» Task goal
Present an exact copy of each line below.

[Stored data]
========
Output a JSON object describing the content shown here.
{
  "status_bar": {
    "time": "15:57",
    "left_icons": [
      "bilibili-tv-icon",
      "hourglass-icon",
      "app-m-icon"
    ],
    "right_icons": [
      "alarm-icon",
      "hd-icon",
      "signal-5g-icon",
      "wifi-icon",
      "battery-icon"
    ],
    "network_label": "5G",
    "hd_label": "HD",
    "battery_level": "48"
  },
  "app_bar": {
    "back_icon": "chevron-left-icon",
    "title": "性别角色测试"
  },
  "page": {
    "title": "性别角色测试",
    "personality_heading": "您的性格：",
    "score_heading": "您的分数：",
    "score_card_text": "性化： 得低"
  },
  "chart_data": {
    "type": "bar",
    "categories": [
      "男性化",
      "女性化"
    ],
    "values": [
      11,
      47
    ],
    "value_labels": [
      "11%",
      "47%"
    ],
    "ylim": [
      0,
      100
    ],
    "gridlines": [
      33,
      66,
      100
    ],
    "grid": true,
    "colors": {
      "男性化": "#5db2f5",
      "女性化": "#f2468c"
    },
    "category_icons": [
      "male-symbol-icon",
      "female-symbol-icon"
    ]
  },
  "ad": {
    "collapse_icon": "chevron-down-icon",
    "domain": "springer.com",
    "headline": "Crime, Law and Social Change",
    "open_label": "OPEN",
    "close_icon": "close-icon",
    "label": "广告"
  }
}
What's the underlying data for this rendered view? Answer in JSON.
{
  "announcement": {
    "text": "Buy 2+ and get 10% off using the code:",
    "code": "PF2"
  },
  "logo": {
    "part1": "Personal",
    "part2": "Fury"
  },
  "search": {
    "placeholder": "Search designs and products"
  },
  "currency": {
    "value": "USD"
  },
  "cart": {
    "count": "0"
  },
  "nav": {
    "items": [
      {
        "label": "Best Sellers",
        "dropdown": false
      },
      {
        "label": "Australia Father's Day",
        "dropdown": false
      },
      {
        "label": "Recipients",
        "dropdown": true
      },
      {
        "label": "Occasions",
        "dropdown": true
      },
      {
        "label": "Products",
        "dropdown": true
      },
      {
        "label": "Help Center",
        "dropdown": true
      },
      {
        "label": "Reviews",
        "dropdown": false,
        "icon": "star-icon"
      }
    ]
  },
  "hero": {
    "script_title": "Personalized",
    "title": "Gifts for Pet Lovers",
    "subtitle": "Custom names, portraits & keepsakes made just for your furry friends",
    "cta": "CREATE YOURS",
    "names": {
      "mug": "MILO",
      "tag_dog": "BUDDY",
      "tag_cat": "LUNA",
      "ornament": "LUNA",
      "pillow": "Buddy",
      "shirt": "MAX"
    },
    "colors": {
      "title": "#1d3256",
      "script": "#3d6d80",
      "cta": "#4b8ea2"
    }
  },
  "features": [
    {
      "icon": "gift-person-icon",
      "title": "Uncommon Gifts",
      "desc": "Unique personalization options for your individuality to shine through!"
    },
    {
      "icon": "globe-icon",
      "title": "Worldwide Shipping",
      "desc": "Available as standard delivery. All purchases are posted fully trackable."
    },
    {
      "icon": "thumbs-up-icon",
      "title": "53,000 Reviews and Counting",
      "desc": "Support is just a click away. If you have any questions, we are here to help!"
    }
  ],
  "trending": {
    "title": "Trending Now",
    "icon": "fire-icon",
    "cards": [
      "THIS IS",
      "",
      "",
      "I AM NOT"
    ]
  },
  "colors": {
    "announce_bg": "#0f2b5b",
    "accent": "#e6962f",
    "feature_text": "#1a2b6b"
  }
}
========
» Response
Output a JSON object describing the content shown here.
{
  "status_bar": {
    "time": "15:57",
    "left_icons": [
      "bilibili-tv-icon",
      "hourglass-icon",
      "app-m-icon"
    ],
    "right_icons": [
      "alarm-icon",
      "hd-icon",
      "signal-5g-icon",
      "wifi-icon",
      "battery-icon"
    ],
    "network_label": "5G",
    "hd_label": "HD",
    "battery_level": "48"
  },
  "app_bar": {
    "back_icon": "chevron-left-icon",
    "title": "性别角色测试"
  },
  "page": {
    "title": "性别角色测试",
    "personality_heading": "您的性格：",
    "score_heading": "您的分数：",
    "score_card_text": "性化： 得低"
  },
  "chart_data": {
    "type": "bar",
    "categories": [
      "男性化",
      "女性化"
    ],
    "values": [
      11,
      47
    ],
    "value_labels": [
      "11%",
      "47%"
    ],
    "ylim": [
      0,
      100
    ],
    "gridlines": [
      33,
      66,
      100
    ],
    "grid": true,
    "colors": {
      "男性化": "#5db2f5",
      "女性化": "#f2468c"
    },
    "category_icons": [
      "male-symbol-icon",
      "female-symbol-icon"
    ]
  },
  "ad": {
    "collapse_icon": "chevron-down-icon",
    "domain": "springer.com",
    "headline": "Crime, Law and Social Change",
    "open_label": "OPEN",
    "close_icon": "close-icon",
    "label": "广告"
  }
}
What's the underlying data for this rendered view? Answer in JSON.
{
  "announcement": {
    "text": "Buy 2+ and get 10% off using the code:",
    "code": "PF2"
  },
  "logo": {
    "part1": "Personal",
    "part2": "Fury"
  },
  "search": {
    "placeholder": "Search designs and products"
  },
  "currency": {
    "value": "USD"
  },
  "cart": {
    "count": "0"
  },
  "nav": {
    "items": [
      {
        "label": "Best Sellers",
        "dropdown": false
      },
      {
        "label": "Australia Father's Day",
        "dropdown": false
      },
      {
        "label": "Recipients",
        "dropdown": true
      },
      {
        "label": "Occasions",
        "dropdown": true
      },
      {
        "label": "Products",
        "dropdown": true
      },
      {
        "label": "Help Center",
        "dropdown": true
      },
      {
        "label": "Reviews",
        "dropdown": false,
        "icon": "star-icon"
      }
    ]
  },
  "hero": {
    "script_title": "Personalized",
    "title": "Gifts for Pet Lovers",
    "subtitle": "Custom names, portraits & keepsakes made just for your furry friends",
    "cta": "CREATE YOURS",
    "names": {
      "mug": "MILO",
      "tag_dog": "BUDDY",
      "tag_cat": "LUNA",
      "ornament": "LUNA",
      "pillow": "Buddy",
      "shirt": "MAX"
    },
    "colors": {
      "title": "#1d3256",
      "script": "#3d6d80",
      "cta": "#4b8ea2"
    }
  },
  "features": [
    {
      "icon": "gift-person-icon",
      "title": "Uncommon Gifts",
      "desc": "Unique personalization options for your individuality to shine through!"
    },
    {
      "icon": "globe-icon",
      "title": "Worldwide Shipping",
      "desc": "Available as standard delivery. All purchases are posted fully trackable."
    },
    {
      "icon": "thumbs-up-icon",
      "title": "53,000 Reviews and Counting",
      "desc": "Support is just a click away. If you have any questions, we are here to help!"
    }
  ],
  "trending": {
    "title": "Trending Now",
    "icon": "fire-icon",
    "cards": [
      "THIS IS",
      "",
      "",
      "I AM NOT"
    ]
  },
  "colors": {
    "announce_bg": "#0f2b5b",
    "accent": "#e6962f",
    "feature_text": "#1a2b6b"
  }
}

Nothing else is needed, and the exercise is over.